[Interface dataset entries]
● ● ● ●

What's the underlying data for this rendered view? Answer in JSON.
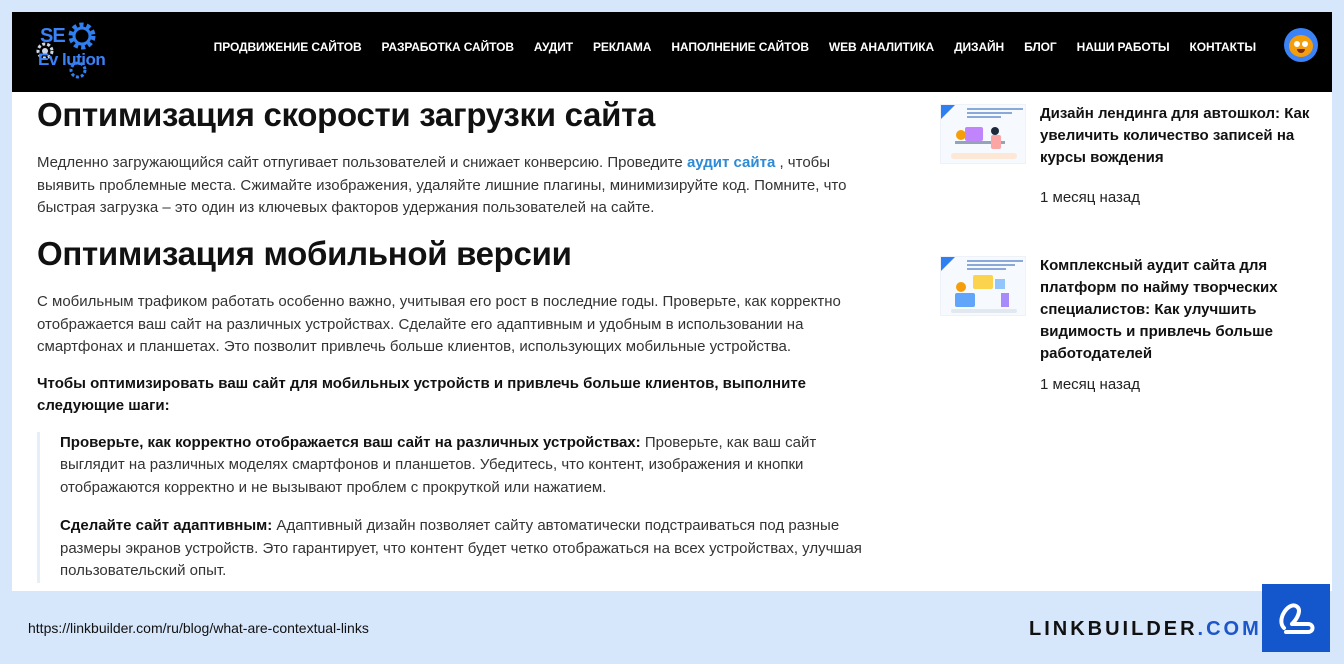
{
  "logo": {
    "line1": "SE",
    "line2": "Ev  lution"
  },
  "nav": {
    "items": [
      "ПРОДВИЖЕНИЕ САЙТОВ",
      "РАЗРАБОТКА САЙТОВ",
      "АУДИТ",
      "РЕКЛАМА",
      "НАПОЛНЕНИЕ САЙТОВ",
      "WEB АНАЛИТИКА",
      "ДИЗАЙН",
      "БЛОГ",
      "НАШИ РАБОТЫ",
      "КОНТАКТЫ"
    ]
  },
  "article": {
    "h_speed": "Оптимизация скорости загрузки сайта",
    "speed_text_1": "Медленно загружающийся сайт отпугивает пользователей и снижает конверсию. Проведите ",
    "speed_link": "аудит сайта",
    "speed_text_2": " , чтобы выявить проблемные места. Сжимайте изображения, удаляйте лишние плагины, минимизируйте код. Помните, что быстрая загрузка – это один из ключевых факторов удержания пользователей на сайте.",
    "h_mobile": "Оптимизация мобильной версии",
    "mobile_text": "С мобильным трафиком работать особенно важно, учитывая его рост в последние годы. Проверьте, как корректно отображается ваш сайт на различных устройствах. Сделайте его адаптивным и удобным в использовании на смартфонах и планшетах. Это позволит привлечь больше клиентов, использующих мобильные устройства.",
    "steps_intro": "Чтобы оптимизировать ваш сайт для мобильных устройств и привлечь больше клиентов, выполните следующие шаги:",
    "steps": [
      {
        "bold": "Проверьте, как корректно отображается ваш сайт на различных устройствах:",
        "text": " Проверьте, как ваш сайт выглядит на различных моделях смартфонов и планшетов. Убедитесь, что контент, изображения и кнопки отображаются корректно и не вызывают проблем с прокруткой или нажатием."
      },
      {
        "bold": "Сделайте сайт адаптивным:",
        "text": " Адаптивный дизайн позволяет сайту автоматически подстраиваться под разные размеры экранов устройств. Это гарантирует, что контент будет четко отображаться на всех устройствах, улучшая пользовательский опыт."
      }
    ]
  },
  "sidebar": {
    "posts": [
      {
        "title": "Дизайн лендинга для автошкол: Как увеличить количество записей на курсы вождения",
        "date": "1 месяц назад"
      },
      {
        "title": "Комплексный аудит сайта для платформ по найму творческих специалистов: Как улучшить видимость и привлечь больше работодателей",
        "date": "1 месяц назад"
      }
    ]
  },
  "footer": {
    "url": "https://linkbuilder.com/ru/blog/what-are-contextual-links",
    "brand_main": "LINKBUILDER",
    "brand_dot": ".COM"
  },
  "colors": {
    "accent": "#2d8ad6",
    "navbar": "#000000",
    "page_bg": "#d6e6fb",
    "brand_blue": "#1456cc"
  }
}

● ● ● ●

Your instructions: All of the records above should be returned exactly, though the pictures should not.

Task answer:
What's the underlying data for this rendered view? Answer in JSON.
{
  "logo": {
    "line1": "SE",
    "line2": "Ev  lution"
  },
  "nav": {
    "items": [
      "ПРОДВИЖЕНИЕ САЙТОВ",
      "РАЗРАБОТКА САЙТОВ",
      "АУДИТ",
      "РЕКЛАМА",
      "НАПОЛНЕНИЕ САЙТОВ",
      "WEB АНАЛИТИКА",
      "ДИЗАЙН",
      "БЛОГ",
      "НАШИ РАБОТЫ",
      "КОНТАКТЫ"
    ]
  },
  "article": {
    "h_speed": "Оптимизация скорости загрузки сайта",
    "speed_text_1": "Медленно загружающийся сайт отпугивает пользователей и снижает конверсию. Проведите ",
    "speed_link": "аудит сайта",
    "speed_text_2": " , чтобы выявить проблемные места. Сжимайте изображения, удаляйте лишние плагины, минимизируйте код. Помните, что быстрая загрузка – это один из ключевых факторов удержания пользователей на сайте.",
    "h_mobile": "Оптимизация мобильной версии",
    "mobile_text": "С мобильным трафиком работать особенно важно, учитывая его рост в последние годы. Проверьте, как корректно отображается ваш сайт на различных устройствах. Сделайте его адаптивным и удобным в использовании на смартфонах и планшетах. Это позволит привлечь больше клиентов, использующих мобильные устройства.",
    "steps_intro": "Чтобы оптимизировать ваш сайт для мобильных устройств и привлечь больше клиентов, выполните следующие шаги:",
    "steps": [
      {
        "bold": "Проверьте, как корректно отображается ваш сайт на различных устройствах:",
        "text": " Проверьте, как ваш сайт выглядит на различных моделях смартфонов и планшетов. Убедитесь, что контент, изображения и кнопки отображаются корректно и не вызывают проблем с прокруткой или нажатием."
      },
      {
        "bold": "Сделайте сайт адаптивным:",
        "text": " Адаптивный дизайн позволяет сайту автоматически подстраиваться под разные размеры экранов устройств. Это гарантирует, что контент будет четко отображаться на всех устройствах, улучшая пользовательский опыт."
      }
    ]
  },
  "sidebar": {
    "posts": [
      {
        "title": "Дизайн лендинга для автошкол: Как увеличить количество записей на курсы вождения",
        "date": "1 месяц назад"
      },
      {
        "title": "Комплексный аудит сайта для платформ по найму творческих специалистов: Как улучшить видимость и привлечь больше работодателей",
        "date": "1 месяц назад"
      }
    ]
  },
  "footer": {
    "url": "https://linkbuilder.com/ru/blog/what-are-contextual-links",
    "brand_main": "LINKBUILDER",
    "brand_dot": ".COM"
  },
  "colors": {
    "accent": "#2d8ad6",
    "navbar": "#000000",
    "page_bg": "#d6e6fb",
    "brand_blue": "#1456cc"
  }
}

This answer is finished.